Only in this circular walking trail area of the park did they occur;
the rest of the park is well kept for the common citizens.

Sunday, April 7, 2013

Brochymena sulcata

Driving through Mariposa County two weeks ago, we stopped along the side of the highway for a quick picnic. I made the effort to get out my net and beating sheet only to find this handsome bug:

Brochymena sulcata

Scenic rout along Highway 140, Mariposa County, California

Monday, April 1, 2013

Beetles and Amphibians at Merced River

      Last week, my family and I were spending some time up in the mountains. (Well, half MOUNTAINS and half B 'n' B in the high foothills. Both turned out great for bugs, so I'm not complaining). On Friday, we spent 2-3 hours relaxing at McCabe Flate along the Merced River (Mariposa County) to eat, watch the river, and for those of us who wanted: bug collect. That's just what we did.
Merced River near McCabe Flat Campground

Sam was having quite some success with bees, but I had only been able to find a few species of beetles: Cantharidae and Lytta. The former I didn't personally care to pin up later, but the latter, belonging to the family of Blister Beetles, usually catch my interest and with Lytta, you can never go wrong.

Lytta refulgens Horn

Sam has the works on most of Lytta, but instead of being patient, I searched through some field guides and websites; but I found no remote matches. I then cropped two of my best shots and put them on Bugguide. Later I received a response stating that John D. Pinto (A Meloidae expert) had reviewed the pictures and put a confident ID on the unique bug: Lytta refulgens Horn. I was informed that these are "uncommonly" collected and was excited when I later learned that this species is restricted to the Foothills of central/southern California.

Well, she ate that fast!

It was also pretty cool to find these flying around:

Bittacus chlorostigma MacLachlan, 1881
Order: Mecoptera (Hangingflies and Scorpionflies)

This was far from the end our our findings. 30 minutes down the trail (or 3 if you're not collecting/photographing) we discovered some nice little ponds which opened up a new realm of biodiversity.



Sierra Newt (Taricha torosa sierrae)

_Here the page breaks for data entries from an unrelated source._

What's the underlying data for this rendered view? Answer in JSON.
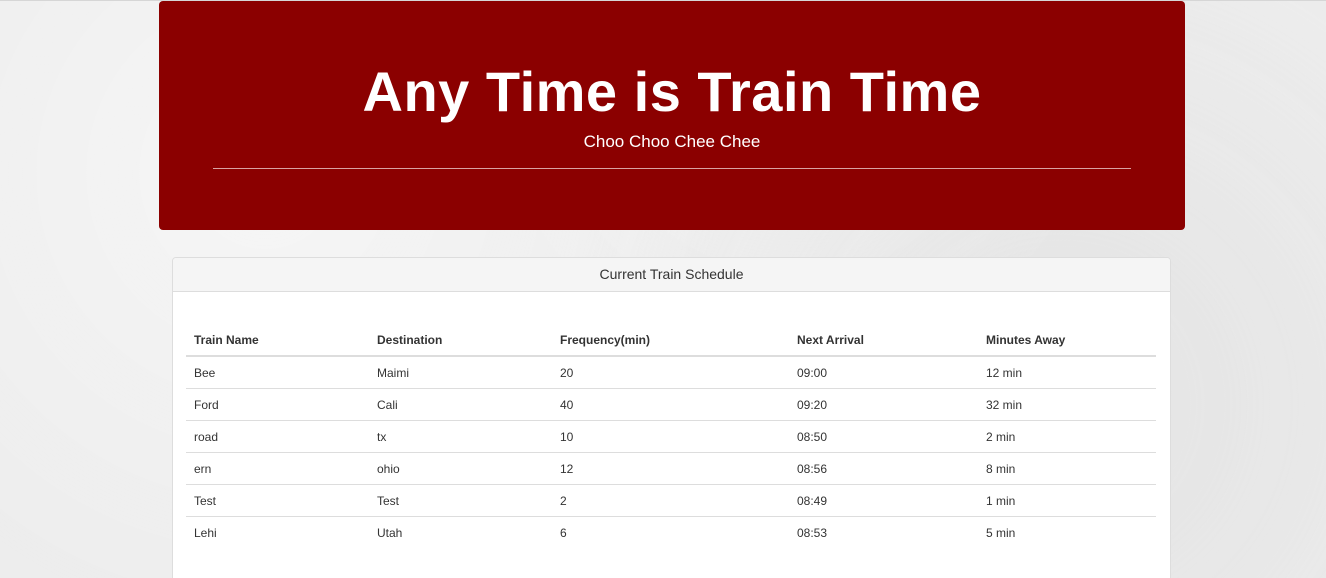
{
  "header": {
    "title": "Any Time is Train Time",
    "subtitle": "Choo Choo Chee Chee"
  },
  "schedule": {
    "panel_title": "Current Train Schedule",
    "columns": [
      "Train Name",
      "Destination",
      "Frequency(min)",
      "Next Arrival",
      "Minutes Away"
    ],
    "rows": [
      [
        "Bee",
        "Maimi",
        "20",
        "09:00",
        "12 min"
      ],
      [
        "Ford",
        "Cali",
        "40",
        "09:20",
        "32 min"
      ],
      [
        "road",
        "tx",
        "10",
        "08:50",
        "2 min"
      ],
      [
        "ern",
        "ohio",
        "12",
        "08:56",
        "8 min"
      ],
      [
        "Test",
        "Test",
        "2",
        "08:49",
        "1 min"
      ],
      [
        "Lehi",
        "Utah",
        "6",
        "08:53",
        "5 min"
      ]
    ]
  },
  "colors": {
    "header_background": "#8b0000",
    "page_background": "#ededed"
  }
}
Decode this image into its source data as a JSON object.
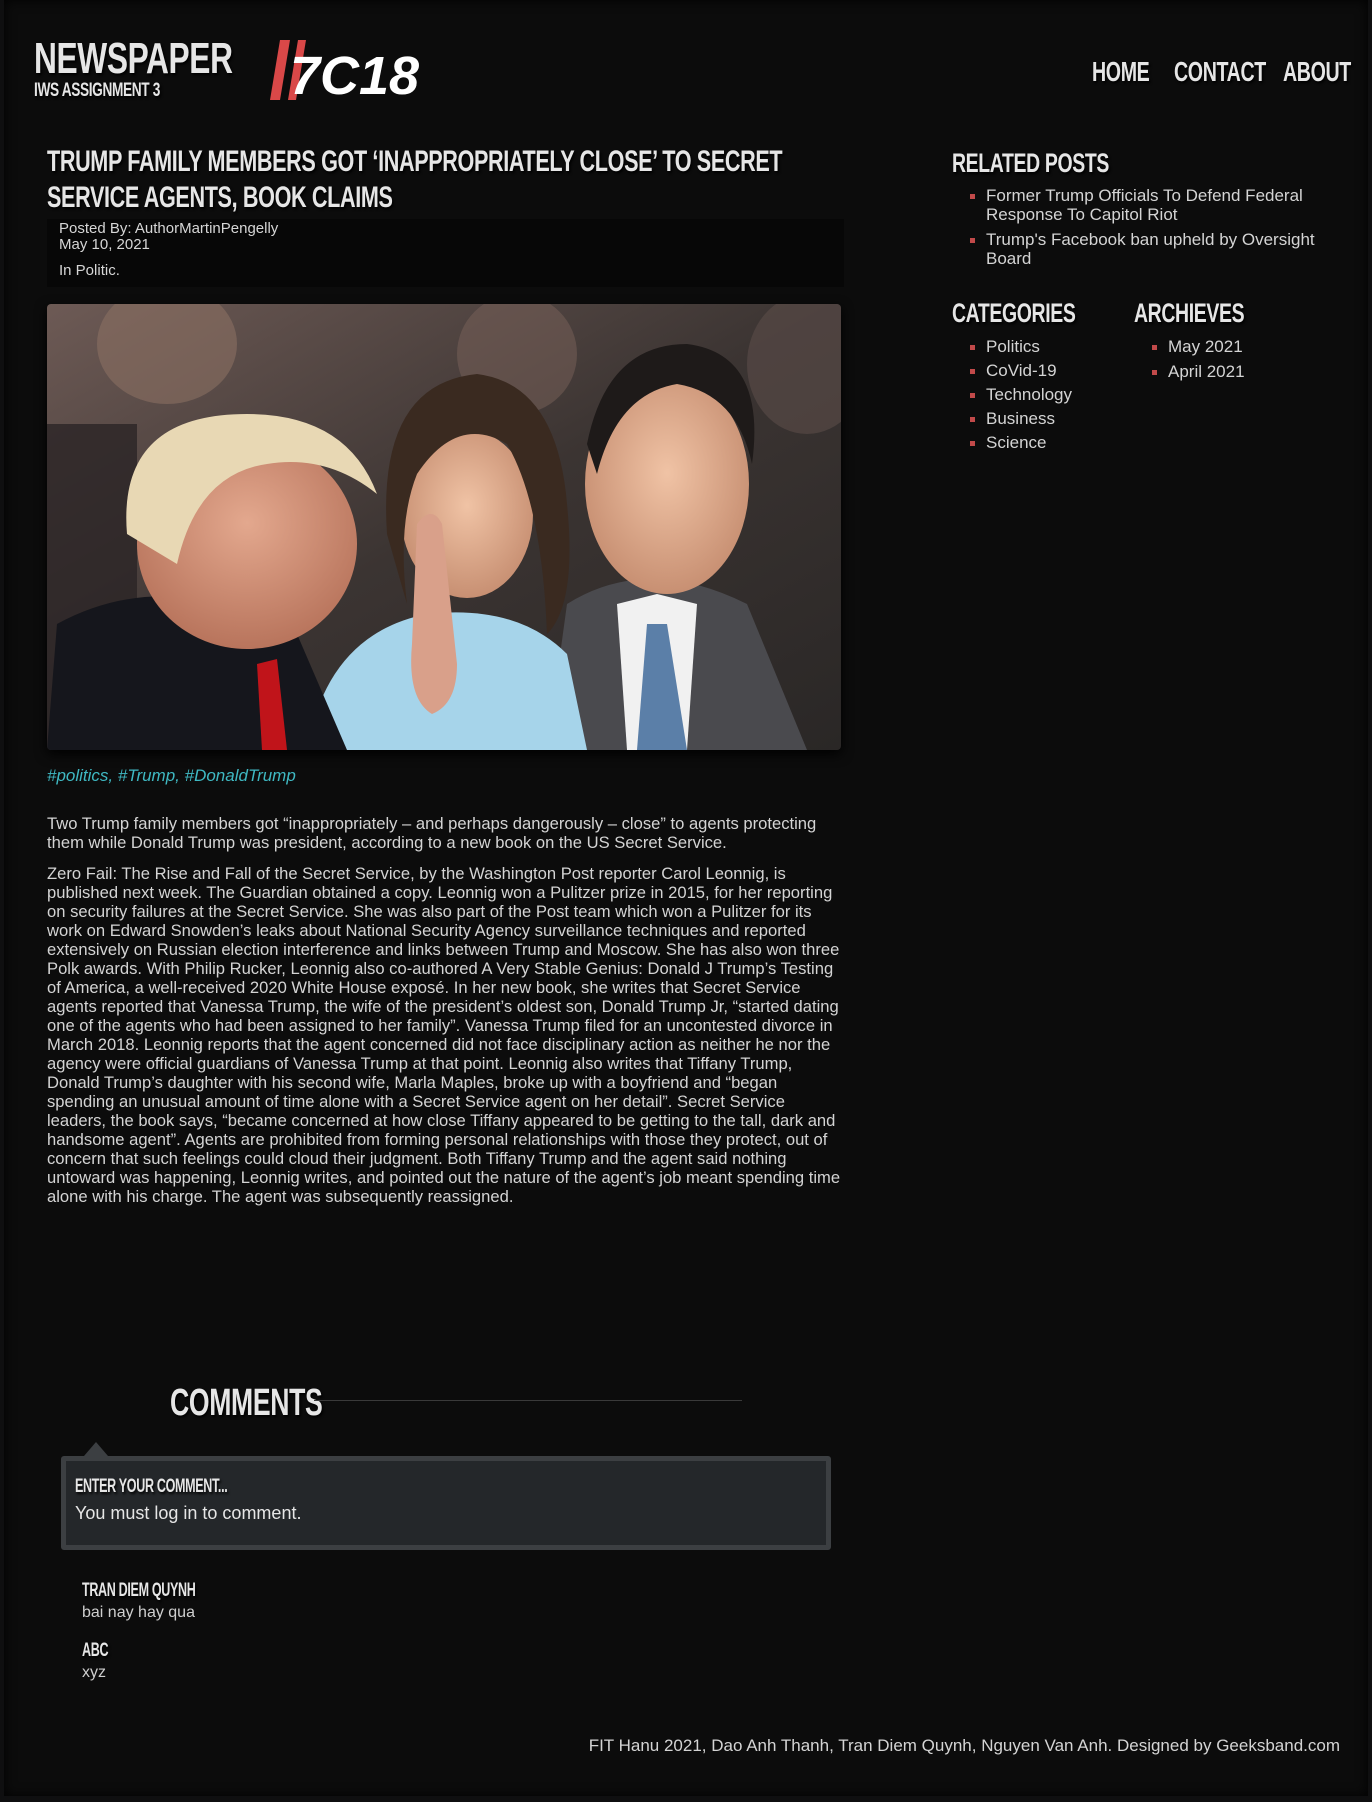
{
  "header": {
    "site_title": "NEWSPAPER",
    "site_subtitle": "IWS ASSIGNMENT 3",
    "logo_text": "7C18",
    "nav": {
      "home": "HOME",
      "contact": "CONTACT",
      "about": "ABOUT"
    }
  },
  "article": {
    "title": "TRUMP FAMILY MEMBERS GOT ‘INAPPROPRIATELY CLOSE’ TO SECRET SERVICE AGENTS, BOOK CLAIMS",
    "posted_by": "Posted By: AuthorMartinPengelly",
    "date": "May 10, 2021",
    "category": "In Politic.",
    "tags": "#politics, #Trump, #DonaldTrump",
    "paragraphs": [
      "Two Trump family members got “inappropriately – and perhaps dangerously – close” to agents protecting them while Donald Trump was president, according to a new book on the US Secret Service.",
      "Zero Fail: The Rise and Fall of the Secret Service, by the Washington Post reporter Carol Leonnig, is published next week. The Guardian obtained a copy. Leonnig won a Pulitzer prize in 2015, for her reporting on security failures at the Secret Service. She was also part of the Post team which won a Pulitzer for its work on Edward Snowden’s leaks about National Security Agency surveillance techniques and reported extensively on Russian election interference and links between Trump and Moscow. She has also won three Polk awards. With Philip Rucker, Leonnig also co-authored A Very Stable Genius: Donald J Trump’s Testing of America, a well-received 2020 White House exposé. In her new book, she writes that Secret Service agents reported that Vanessa Trump, the wife of the president’s oldest son, Donald Trump Jr, “started dating one of the agents who had been assigned to her family”. Vanessa Trump filed for an uncontested divorce in March 2018. Leonnig reports that the agent concerned did not face disciplinary action as neither he nor the agency were official guardians of Vanessa Trump at that point. Leonnig also writes that Tiffany Trump, Donald Trump’s daughter with his second wife, Marla Maples, broke up with a boyfriend and “began spending an unusual amount of time alone with a Secret Service agent on her detail”. Secret Service leaders, the book says, “became concerned at how close Tiffany appeared to be getting to the tall, dark and handsome agent”. Agents are prohibited from forming personal relationships with those they protect, out of concern that such feelings could cloud their judgment. Both Tiffany Trump and the agent said nothing untoward was happening, Leonnig writes, and pointed out the nature of the agent’s job meant spending time alone with his charge. The agent was subsequently reassigned."
    ]
  },
  "sidebar": {
    "related_title": "RELATED POSTS",
    "related": [
      "Former Trump Officials To Defend Federal Response To Capitol Riot",
      "Trump's Facebook ban upheld by Oversight Board"
    ],
    "categories_title": "CATEGORIES",
    "categories": [
      "Politics",
      "CoVid-19",
      "Technology",
      "Business",
      "Science"
    ],
    "archives_title": "ARCHIEVES",
    "archives": [
      "May 2021",
      "April 2021"
    ]
  },
  "comments": {
    "title": "COMMENTS",
    "box_label": "ENTER YOUR COMMENT...",
    "login_msg": "You must log in to comment.",
    "items": [
      {
        "author": "TRAN DIEM QUYNH",
        "text": "bai nay hay qua"
      },
      {
        "author": "ABC",
        "text": "xyz"
      }
    ]
  },
  "footer": {
    "text": "FIT Hanu 2021, Dao Anh Thanh, Tran Diem Quynh, Nguyen Van Anh. Designed by Geeksband.com"
  },
  "colors": {
    "background": "#0c0c0c",
    "accent_red": "#c24a4a",
    "tag_teal": "#3fb9c3",
    "comment_box": "#24272a"
  }
}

This next photograph is what looks to be the introduced Bullfrog (Lithobates catesbeiana) but it is far out of that species size range for an adult. My next thought would be the Foothill Yellow-legged Frog (Rana boylei) which, for a variable species, fits the most. It is also the only species of that genus which occurs in that area, other than the California Red-legged Frog, which does not look nearly as similar. The Foothill Yellow-legged Frog is federally endangered, and quite sadly, they may not be around for much longer. Here is a link that could help you decide an ID for the fella if you so choose. If you have a confident ID, I'd love to here it.

Foothill Yellow-legged Frog (Rana boylei)(?)
Federally Endangered


Lastly, I found some Turkey Tail fungi. This came at a good time because I was getting tiered of trying to get decent photographs of moving targets!

Turkey Tail (Trametes versicolor)